Human C-C motif ligand 16 (CCL16) is a chemokine that is distinguished by a large cleavable C-terminal extension of unknown significance. Conflicting data have been reported concerning its tissue distribution and modulation of expression, rendering the biological function of CCL16 enigmatic. Here, we report an integrated approach to the characterisation of this chemokine, including a re-assessment of its expression characteristics as well as a biophysical investigation with respect to its structure and dynamics. Our data indicate that CCL16 is chiefly synthesised by hepatocytes, without an appreciable response to mediators of inflammation, and circulates in the blood as a full-length protein. While the crystal structure of CCL16 confirms the presence of a canonical chemokine domain, molecular dynamics simulations support the view that the C-terminal extension impairs the accessibility of the glycosaminoglycan binding sites and may thus serve as an intrinsic modulator of biological activity.

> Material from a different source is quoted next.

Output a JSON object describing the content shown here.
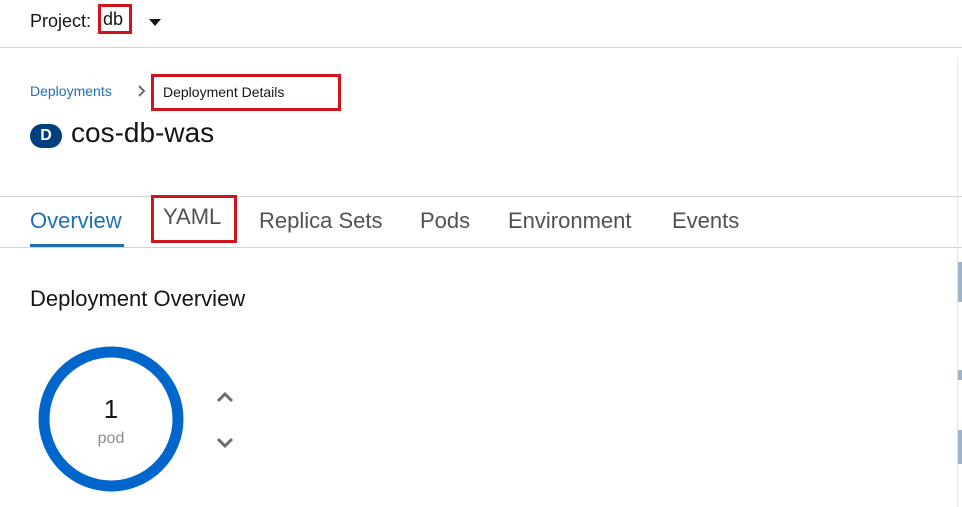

Structure and Dynamics of Human Chemokine CCL16—Implications for Biological Activity
Kategorie/n: TC Strodel